Appraisal Process


The appraisal begins with a phone call or an email to the appraisal office.  A phone call is then required in order for the appraiser to get information about the property to be appraised and the reason for the appraisal.  At that time an appointment can be set up for the inspection, and payment terms can be agreed upon.  Sometimes a client will ask about a possible value when ordering the appraisal.  The appraiser does not know the value of the subject property at this time and cannot promise any value.  It is possible for the appraiser to look up recent sales for similar properties in the subject area and indicate the price range of recent sale.

Exterior Inspection

Upon arriving at the property, the appraiser first analyzes the neighborhood and the street where the property is located.  Any nearby external influences such as train tracks, power lines or busy traffic patterns are noted.  The appraiser takes photos of the street and the property exterior that will go into the report.  The appraiser then measures the exterior of the property (or interior if necessary).  He collects information about the property's site, construction, style, condition and amenities.  Amenities include such items as parking, garage, fencing, patios, decks and swimming pools.

Interior Inspection

Next the appraiser inspects the interior of the property.  Photos of every room are taken, including the basement.  Notes are also taken for later analysis.  the appraiser observes the size, condition, upgrades and amenities of the property.  He notes such features as fireplaces, finished basements, 2-story areas, modern kitchens, types of floor covering, etc.

Comp Inspection

The appraiser then drives around the neighborhood and surrounding areas to look at recent sales and current sales listings.  He takes photos and makes notes about the recent sales for further analysis.  The appraiser attempts to use comparable properties that are similar in size, style, age and condition to the subject, that have sold within six months prior to the appraisal date and which are within one mile distance from the subject.
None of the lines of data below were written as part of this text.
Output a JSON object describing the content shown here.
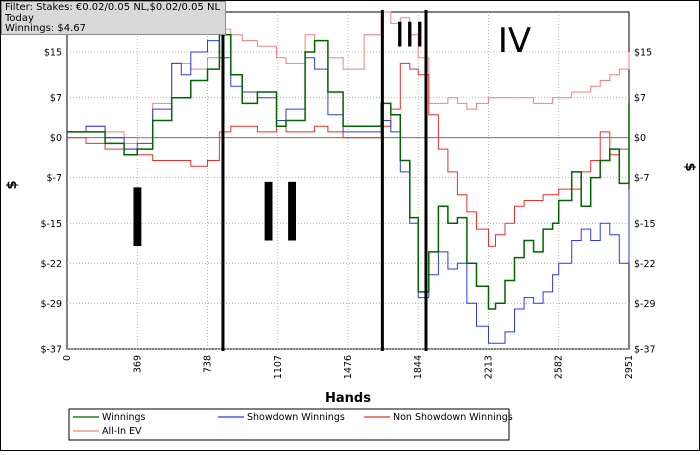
{
  "filter": {
    "stakes": "Filter: Stakes: €0.02/0.05 NL,$0.02/0.05 NL",
    "period": "Today",
    "winnings": "Winnings: $4.67"
  },
  "chart_data": {
    "type": "line",
    "xlabel": "Hands",
    "ylabel": "$",
    "x_ticks": [
      0,
      369,
      738,
      1107,
      1476,
      1844,
      2213,
      2582,
      2951
    ],
    "y_ticks": [
      15,
      7,
      0,
      -7,
      -15,
      -22,
      -29,
      -37
    ],
    "y_tick_labels": [
      "$15",
      "$7",
      "$0",
      "$-7",
      "$-15",
      "$-22",
      "$-29",
      "$-37"
    ],
    "xlim": [
      0,
      2951
    ],
    "ylim": [
      -37,
      22
    ],
    "grid": true,
    "legend_position": "bottom",
    "annotations": [
      {
        "text": "I",
        "x": 370,
        "y": -19
      },
      {
        "text": "II",
        "x": 1120,
        "y": -18
      },
      {
        "text": "III",
        "x": 1800,
        "y": 16
      },
      {
        "text": "IV",
        "x": 2350,
        "y": 15
      }
    ],
    "separators_x": [
      819,
      1656,
      1885
    ],
    "series": [
      {
        "name": "Winnings",
        "color": "#006400",
        "x": [
          0,
          100,
          200,
          300,
          369,
          450,
          550,
          650,
          738,
          800,
          860,
          920,
          1000,
          1100,
          1150,
          1250,
          1300,
          1370,
          1450,
          1560,
          1650,
          1700,
          1750,
          1800,
          1844,
          1900,
          1950,
          2000,
          2050,
          2100,
          2150,
          2213,
          2250,
          2300,
          2350,
          2400,
          2450,
          2500,
          2550,
          2582,
          2650,
          2700,
          2750,
          2800,
          2850,
          2900,
          2951
        ],
        "y": [
          1,
          1,
          -1,
          -3,
          -2,
          3,
          7,
          10,
          12,
          18,
          11,
          6,
          8,
          2,
          3,
          15,
          17,
          8,
          2,
          2,
          6,
          4,
          -4,
          -14,
          -27,
          -20,
          -12,
          -15,
          -14,
          -22,
          -26,
          -30,
          -29,
          -25,
          -21,
          -18,
          -20,
          -16,
          -15,
          -11,
          -6,
          -12,
          -7,
          -4,
          -2,
          -8,
          6
        ]
      },
      {
        "name": "Showdown Winnings",
        "color": "#2e3ae6",
        "x": [
          0,
          100,
          200,
          300,
          369,
          450,
          550,
          600,
          650,
          738,
          800,
          860,
          920,
          1000,
          1100,
          1150,
          1250,
          1300,
          1370,
          1450,
          1560,
          1650,
          1700,
          1750,
          1800,
          1844,
          1900,
          1950,
          2000,
          2050,
          2100,
          2150,
          2213,
          2250,
          2300,
          2350,
          2400,
          2450,
          2500,
          2550,
          2582,
          2650,
          2700,
          2750,
          2800,
          2850,
          2900,
          2951
        ],
        "y": [
          1,
          2,
          0,
          -2,
          -1,
          5,
          13,
          11,
          15,
          17,
          14,
          9,
          8,
          7,
          3,
          5,
          14,
          12,
          4,
          1,
          1,
          3,
          1,
          -6,
          -15,
          -28,
          -24,
          -20,
          -23,
          -22,
          -29,
          -33,
          -36,
          -36,
          -34,
          -30,
          -28,
          -29,
          -27,
          -24,
          -22,
          -18,
          -16,
          -18,
          -15,
          -17,
          -22,
          -9
        ]
      },
      {
        "name": "Non Showdown Winnings",
        "color": "#e8312c",
        "x": [
          0,
          100,
          200,
          300,
          369,
          450,
          550,
          650,
          738,
          800,
          860,
          920,
          1000,
          1100,
          1150,
          1250,
          1300,
          1370,
          1450,
          1560,
          1650,
          1700,
          1750,
          1800,
          1844,
          1900,
          1950,
          2000,
          2050,
          2100,
          2150,
          2213,
          2250,
          2300,
          2350,
          2400,
          2450,
          2500,
          2550,
          2582,
          2650,
          2700,
          2750,
          2800,
          2850,
          2900,
          2951
        ],
        "y": [
          0,
          -1,
          -2,
          -2,
          -3,
          -4,
          -4,
          -5,
          -4,
          1,
          2,
          2,
          1,
          2,
          1,
          1,
          2,
          1,
          0,
          0,
          2,
          5,
          13,
          12,
          11,
          4,
          -2,
          -6,
          -10,
          -13,
          -16,
          -19,
          -17,
          -15,
          -12,
          -11,
          -11,
          -10,
          -10,
          -9,
          -9,
          -6,
          -4,
          1,
          -3,
          -2,
          -1
        ]
      },
      {
        "name": "All-In EV",
        "color": "#f28080",
        "x": [
          0,
          100,
          200,
          300,
          369,
          450,
          550,
          650,
          738,
          800,
          860,
          920,
          1000,
          1100,
          1150,
          1250,
          1300,
          1370,
          1450,
          1560,
          1650,
          1700,
          1750,
          1800,
          1844,
          1900,
          1950,
          2000,
          2050,
          2100,
          2150,
          2213,
          2250,
          2300,
          2350,
          2400,
          2450,
          2500,
          2550,
          2582,
          2650,
          2700,
          2750,
          2800,
          2850,
          2900,
          2951
        ],
        "y": [
          1,
          2,
          1,
          -1,
          0,
          6,
          13,
          12,
          14,
          19,
          18,
          17,
          16,
          14,
          13,
          18,
          17,
          14,
          12,
          18,
          22,
          20,
          21,
          18,
          14,
          6,
          6,
          7,
          6,
          5,
          6,
          7,
          7,
          7,
          7,
          7,
          6,
          6,
          7,
          7,
          8,
          8,
          9,
          10,
          11,
          12,
          15
        ]
      }
    ]
  },
  "legend": {
    "items": [
      "Winnings",
      "Showdown Winnings",
      "Non Showdown Winnings",
      "All-In EV"
    ]
  }
}
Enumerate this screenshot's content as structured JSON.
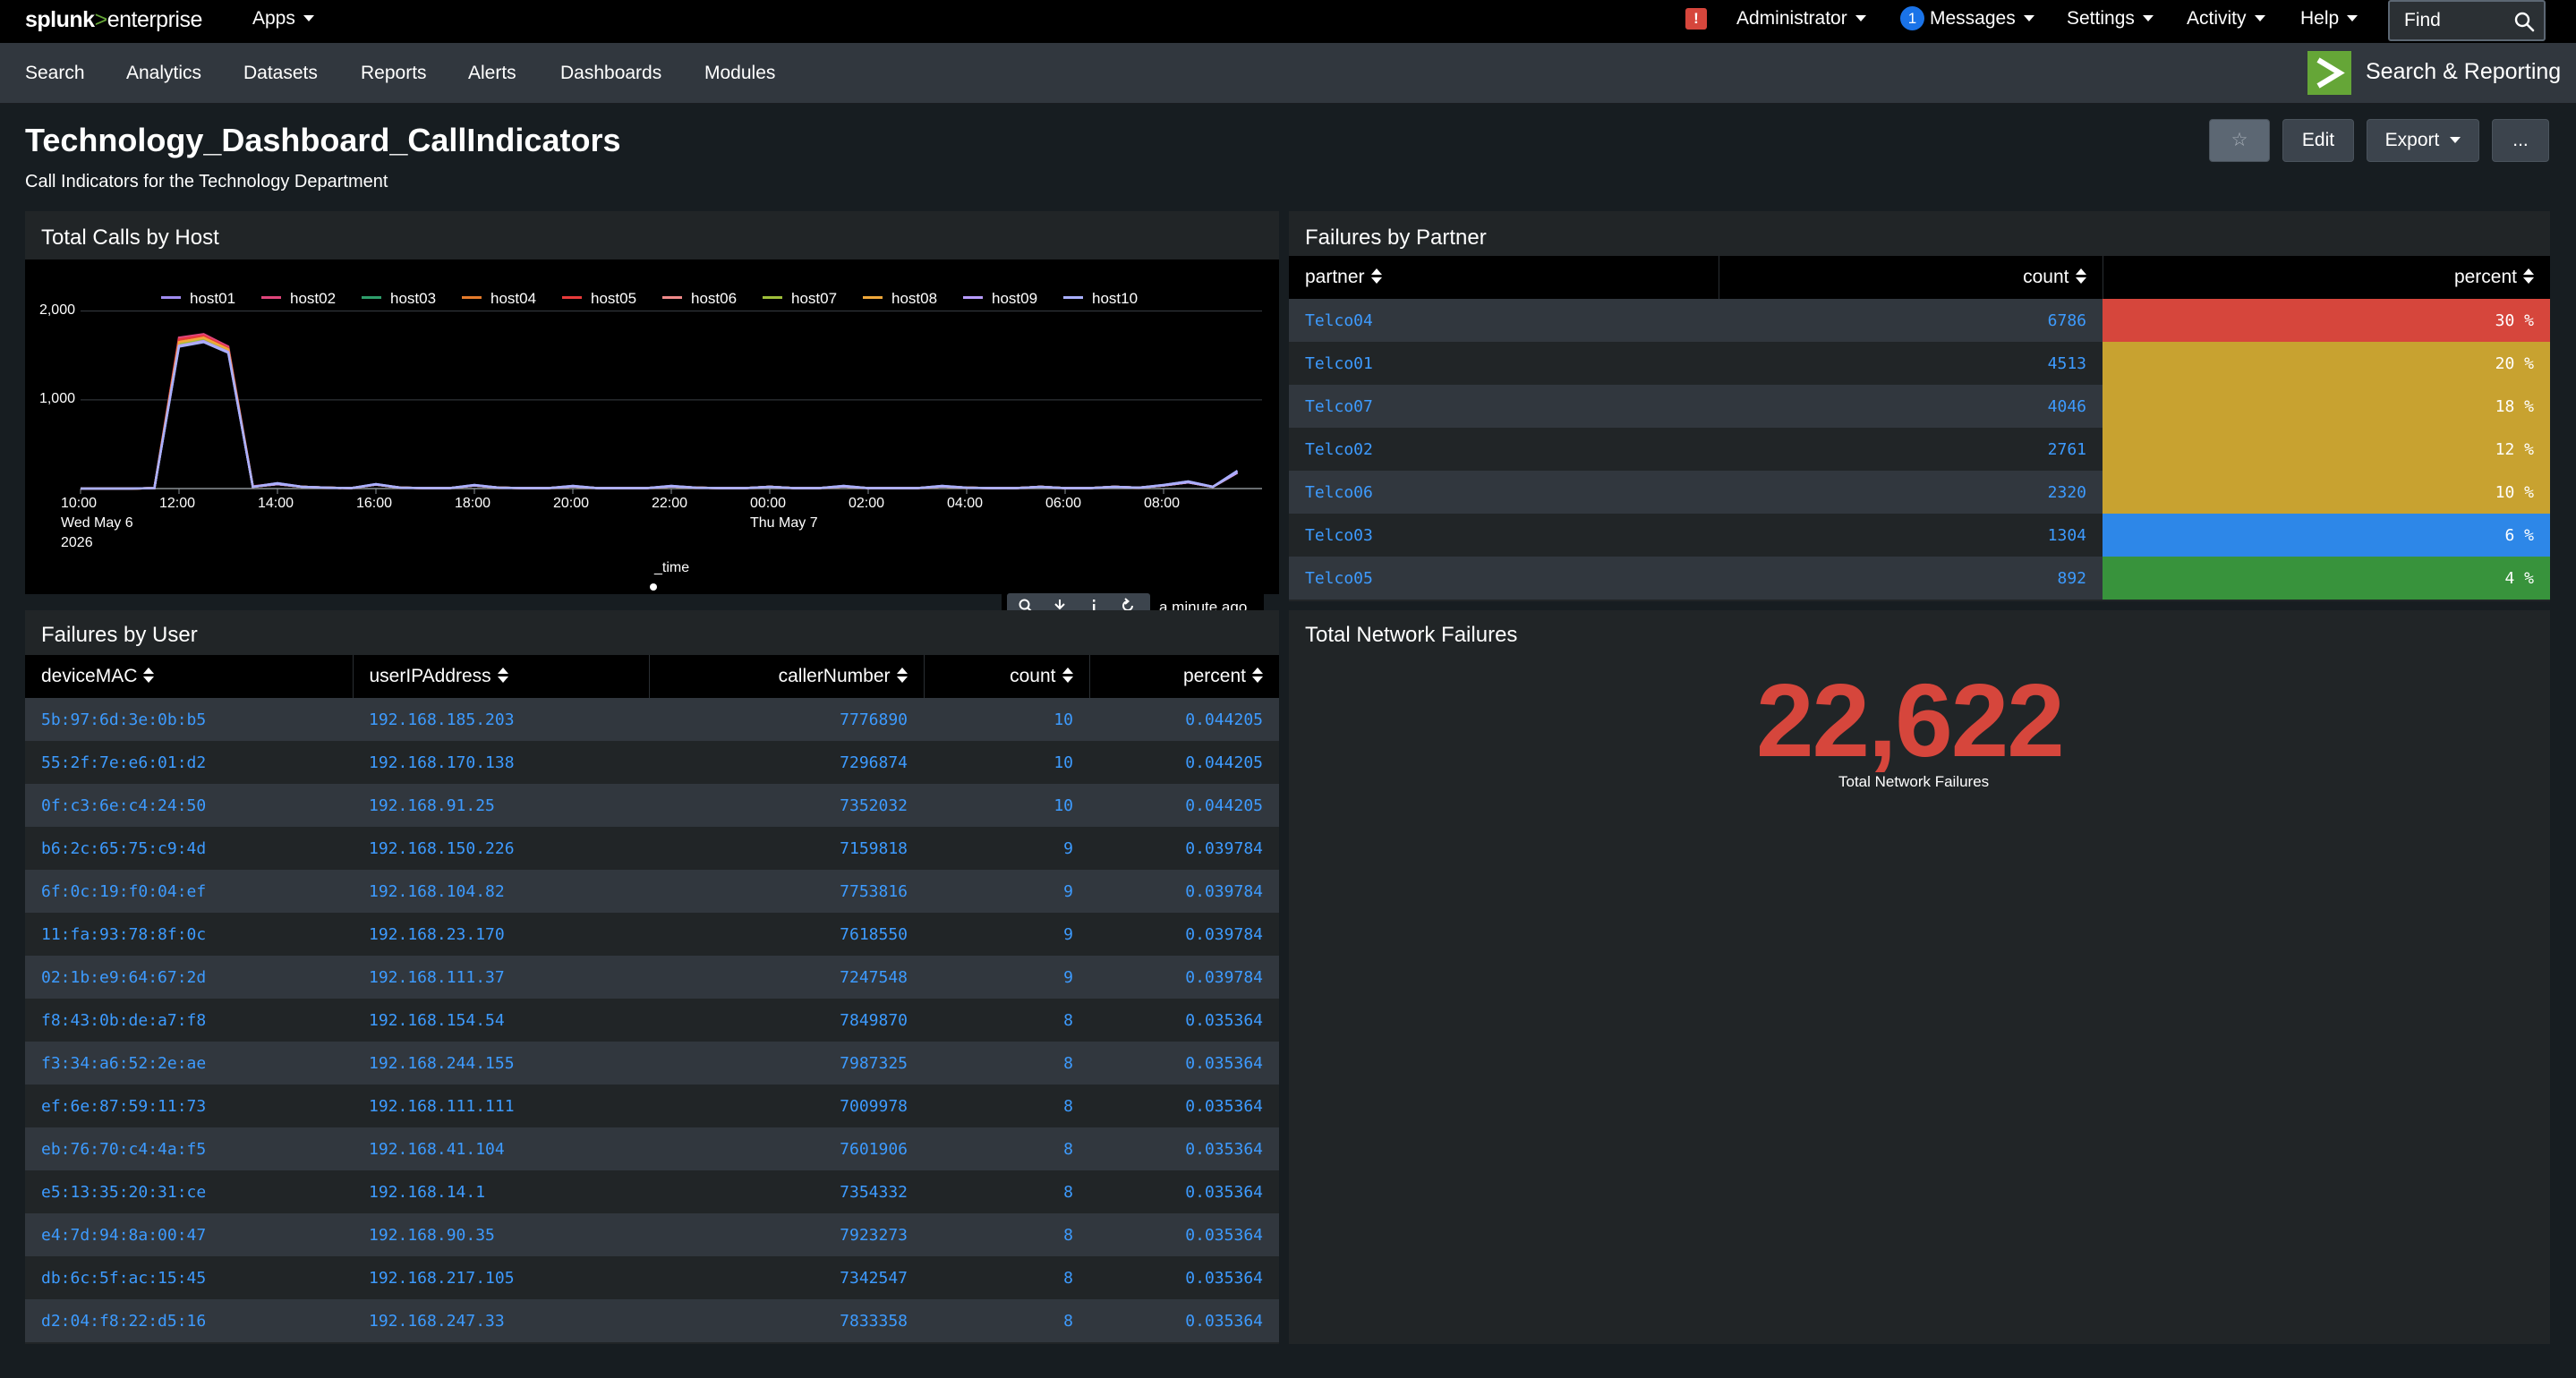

Back at the office the appraiser analyzes all information and types the reports.  Information regarding comparable properties is obtained from exterior inspection, real estate MLS listings and public records.  Information can also be obtained from people involved in the sale of these properties.  Value adjustments are then made based on differences between the subject and the comparable properties.  Sales data , cost and income value approaches are taken into account.  Final reconciliation and verification of data are then done as part of the  determination of value.  Upon completion of the report, contact is made with the client, and the report is emailed, faxed, or mailed to the client.